▸ **Material for the task**
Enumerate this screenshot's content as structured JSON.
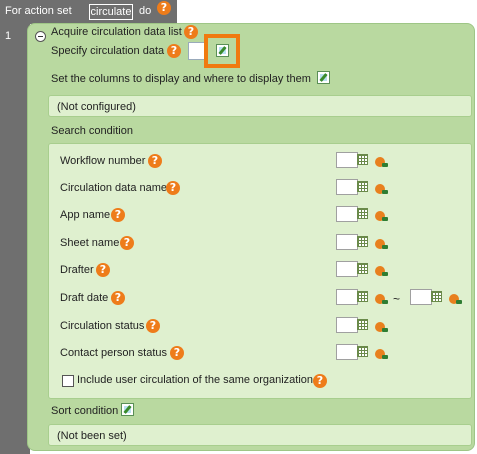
{
  "header": {
    "prefix": "For action set",
    "action_name": "circulate",
    "suffix": "do"
  },
  "row_number": "1",
  "section_title": "Acquire circulation data list",
  "specify_label": "Specify circulation data",
  "columns_label": "Set the columns to display and where to display them",
  "columns_value": "(Not configured)",
  "search_title": "Search condition",
  "conditions": [
    "Workflow number",
    "Circulation data name",
    "App name",
    "Sheet name",
    "Drafter",
    "Draft date",
    "Circulation status",
    "Contact person status"
  ],
  "date_separator": "~",
  "include_label": "Include user circulation of the same organization",
  "sort_label": "Sort condition",
  "sort_value": "(Not been set)",
  "help_glyph": "?",
  "icons": {
    "help": "help-icon",
    "edit": "edit-icon",
    "grid": "grid-select-icon",
    "variable": "variable-icon",
    "collapse": "collapse-icon"
  },
  "colors": {
    "header_bg": "#6f6f6f",
    "panel_green": "#b9d9a0",
    "field_green": "#dff0cf",
    "help_orange": "#ee7c1a",
    "highlight": "#f07a10"
  }
}
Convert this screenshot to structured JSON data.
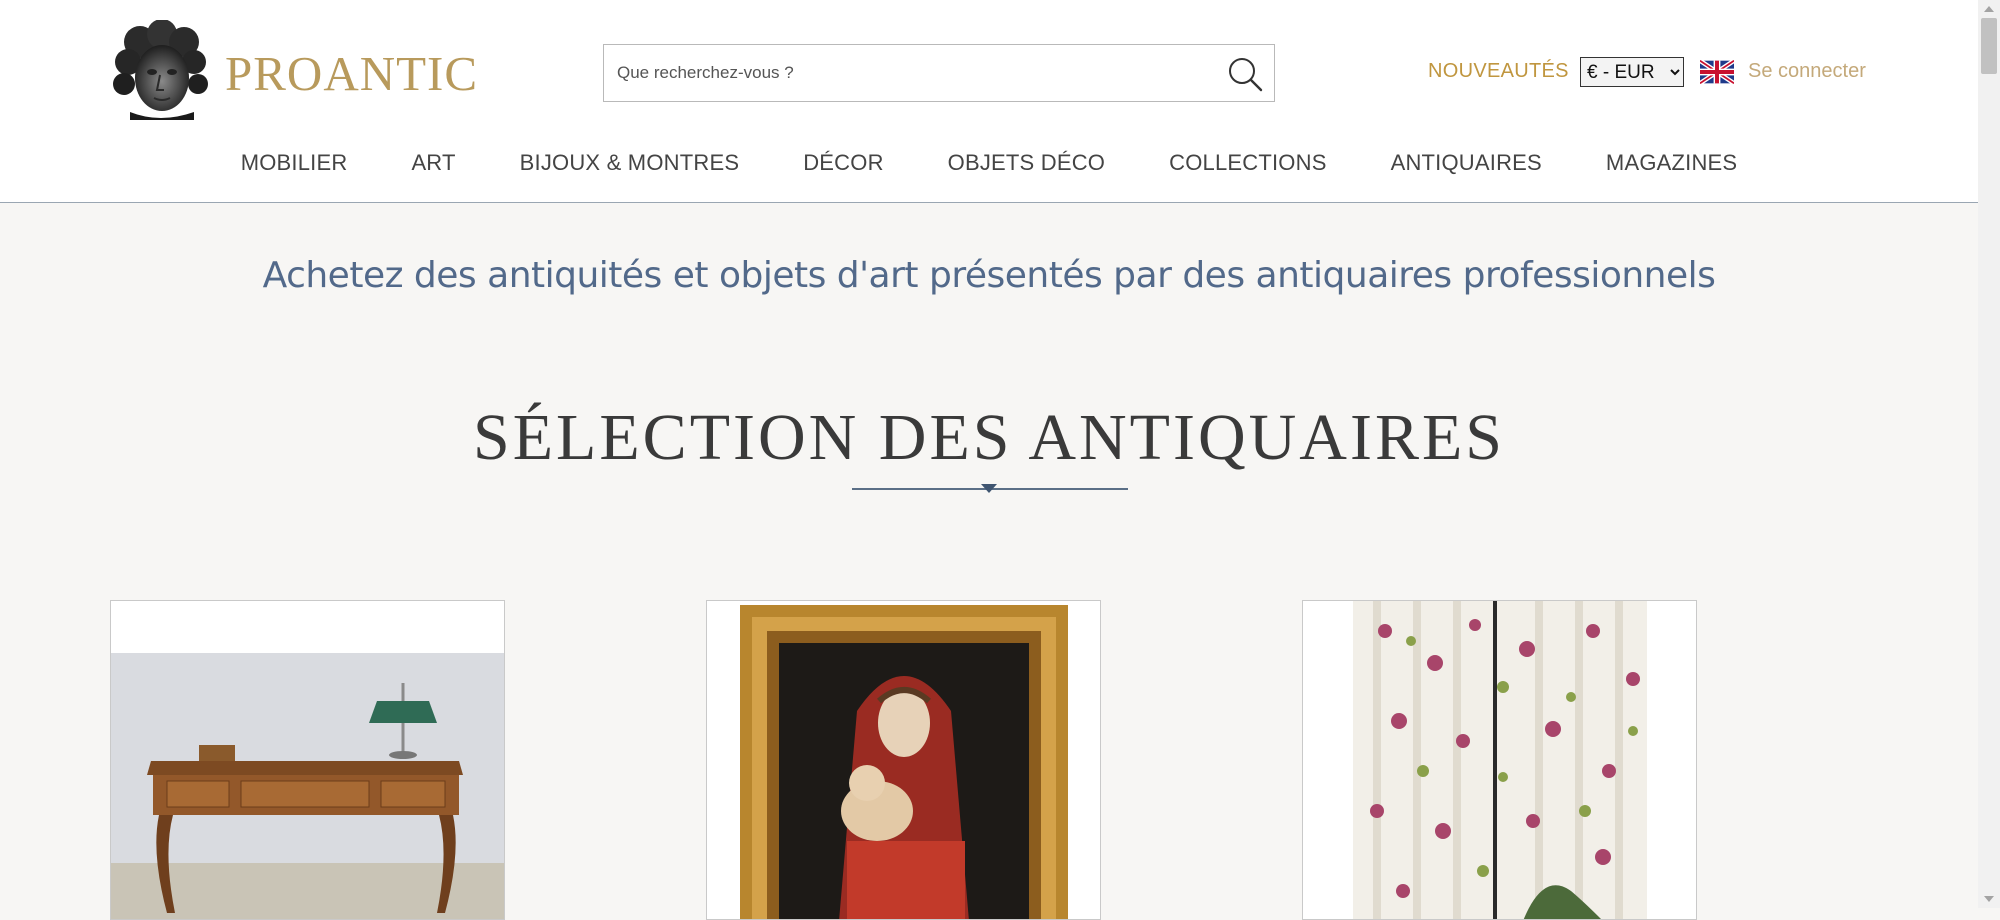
{
  "header": {
    "brand": "PROANTIC",
    "search": {
      "placeholder": "Que recherchez-vous ?"
    },
    "nouveautes": "NOUVEAUTÉS",
    "currency": {
      "selected": "€ - EUR"
    },
    "login": "Se connecter"
  },
  "nav": {
    "items": [
      {
        "label": "MOBILIER"
      },
      {
        "label": "ART"
      },
      {
        "label": "BIJOUX & MONTRES"
      },
      {
        "label": "DÉCOR"
      },
      {
        "label": "OBJETS DÉCO"
      },
      {
        "label": "COLLECTIONS"
      },
      {
        "label": "ANTIQUAIRES"
      },
      {
        "label": "MAGAZINES"
      }
    ]
  },
  "main": {
    "tagline": "Achetez des antiquités et objets d'art présentés par des antiquaires professionnels",
    "section_title": "SÉLECTION DES ANTIQUAIRES"
  },
  "icons": {
    "logo": "classical-head-logo",
    "search": "search-icon",
    "flag": "uk-flag-icon"
  },
  "colors": {
    "brand_gold": "#b89a5c",
    "nav_text": "#444444",
    "tagline_blue": "#52698a",
    "page_bg": "#f7f6f4"
  }
}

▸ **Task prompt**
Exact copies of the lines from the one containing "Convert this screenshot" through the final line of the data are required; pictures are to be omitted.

▸ **Answer below**
Convert this screenshot to structured JSON data.
{
  "header": {
    "brand": "PROANTIC",
    "search": {
      "placeholder": "Que recherchez-vous ?"
    },
    "nouveautes": "NOUVEAUTÉS",
    "currency": {
      "selected": "€ - EUR"
    },
    "login": "Se connecter"
  },
  "nav": {
    "items": [
      {
        "label": "MOBILIER"
      },
      {
        "label": "ART"
      },
      {
        "label": "BIJOUX & MONTRES"
      },
      {
        "label": "DÉCOR"
      },
      {
        "label": "OBJETS DÉCO"
      },
      {
        "label": "COLLECTIONS"
      },
      {
        "label": "ANTIQUAIRES"
      },
      {
        "label": "MAGAZINES"
      }
    ]
  },
  "main": {
    "tagline": "Achetez des antiquités et objets d'art présentés par des antiquaires professionnels",
    "section_title": "SÉLECTION DES ANTIQUAIRES"
  },
  "icons": {
    "logo": "classical-head-logo",
    "search": "search-icon",
    "flag": "uk-flag-icon"
  },
  "colors": {
    "brand_gold": "#b89a5c",
    "nav_text": "#444444",
    "tagline_blue": "#52698a",
    "page_bg": "#f7f6f4"
  }
}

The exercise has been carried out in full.